  • Paperback | 248 pages
  • 150 x 230mm
  • United Kingdom
  • New edition
  • New edition
  • Ill.
  • 0245543163
  • 9780245543166

Review Text

There are no surprises or fresh insights in this rudimentary Warner Bros. rundown - which inevitably focuses almost entirely on Jack (whose story is familiar to movie-book buffs) and which often slides into rehashed star-by-star, film-by-film history. Freedland (Maurice Chevalier, Jerome Kern, etc.) sketches in the now-legendary Warner beginnings, from immigrant arrival to nickelodeon travels and early filmmaking. He emphasizes the lifelong rivalry between straitlaced, money-wise Harry and the impetuous, much-younger Jack. To well-read, soon-dead brother Sam, he gives (in a typical simplification) sole credit for the evolution of talkies. The later decades are largely devoted to the wrangles between Jack (often displaying "devout cowardice") and his stars: Bette Davis, Jimmy Cagney, Errol Flynn, Bogart.
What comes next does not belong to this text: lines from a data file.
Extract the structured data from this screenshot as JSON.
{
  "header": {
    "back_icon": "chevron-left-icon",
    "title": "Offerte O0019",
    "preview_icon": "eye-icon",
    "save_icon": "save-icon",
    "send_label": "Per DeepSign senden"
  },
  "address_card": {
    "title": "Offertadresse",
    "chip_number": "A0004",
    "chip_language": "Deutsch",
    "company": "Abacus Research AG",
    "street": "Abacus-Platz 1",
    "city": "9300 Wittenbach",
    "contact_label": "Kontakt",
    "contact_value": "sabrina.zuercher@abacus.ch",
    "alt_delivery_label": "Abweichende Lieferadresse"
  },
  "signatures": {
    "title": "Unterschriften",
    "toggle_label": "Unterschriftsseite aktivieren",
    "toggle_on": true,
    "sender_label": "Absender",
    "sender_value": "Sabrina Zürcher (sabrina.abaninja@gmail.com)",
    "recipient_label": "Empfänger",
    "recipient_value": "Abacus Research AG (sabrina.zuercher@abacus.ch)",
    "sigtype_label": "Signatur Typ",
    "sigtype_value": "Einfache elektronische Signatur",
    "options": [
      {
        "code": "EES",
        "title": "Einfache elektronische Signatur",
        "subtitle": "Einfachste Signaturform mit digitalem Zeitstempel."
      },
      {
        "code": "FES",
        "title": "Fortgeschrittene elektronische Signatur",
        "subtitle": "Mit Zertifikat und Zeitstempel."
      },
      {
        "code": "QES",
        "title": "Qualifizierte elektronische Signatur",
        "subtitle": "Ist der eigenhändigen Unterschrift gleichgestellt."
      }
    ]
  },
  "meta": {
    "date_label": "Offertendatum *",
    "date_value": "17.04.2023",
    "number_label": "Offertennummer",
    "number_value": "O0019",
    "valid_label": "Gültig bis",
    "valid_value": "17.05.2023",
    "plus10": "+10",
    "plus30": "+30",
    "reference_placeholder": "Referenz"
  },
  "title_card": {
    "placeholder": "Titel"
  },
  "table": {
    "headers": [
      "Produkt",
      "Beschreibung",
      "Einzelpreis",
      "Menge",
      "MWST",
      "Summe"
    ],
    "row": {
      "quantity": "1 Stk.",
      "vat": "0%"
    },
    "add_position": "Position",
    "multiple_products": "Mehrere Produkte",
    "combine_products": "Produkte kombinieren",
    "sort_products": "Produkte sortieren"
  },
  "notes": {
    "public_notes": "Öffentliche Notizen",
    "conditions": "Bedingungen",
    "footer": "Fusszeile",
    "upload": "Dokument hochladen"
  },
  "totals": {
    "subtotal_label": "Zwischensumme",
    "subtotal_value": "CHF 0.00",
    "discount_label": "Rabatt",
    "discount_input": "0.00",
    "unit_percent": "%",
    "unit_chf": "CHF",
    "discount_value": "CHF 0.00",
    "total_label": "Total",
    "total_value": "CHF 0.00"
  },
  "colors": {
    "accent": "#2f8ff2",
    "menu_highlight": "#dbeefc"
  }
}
And, inevitably, there are the pictures of Jack as a randy fool ("The only women excluded from his bed were his own employees;" Marilyn Miller an exception), as a political neanderthal and McCarthy-ra creep - going overboard "to show that his own sheet was as white as that of any rampaging Ku Klux Klansman." Why was this cretinous pig such a successful mogul, then? "His penchant for detail. . . he knew every face on the lot and what could be done with the face. . . ." With a little new interview material, but mostly culled from the many recent Hollywood memoirs: a drab chronicle - with no drama or appeal in the personal-story, no special feeling for the studio's films, and lots of trivia going around for the second or third time. (Kirkus Reviews)show more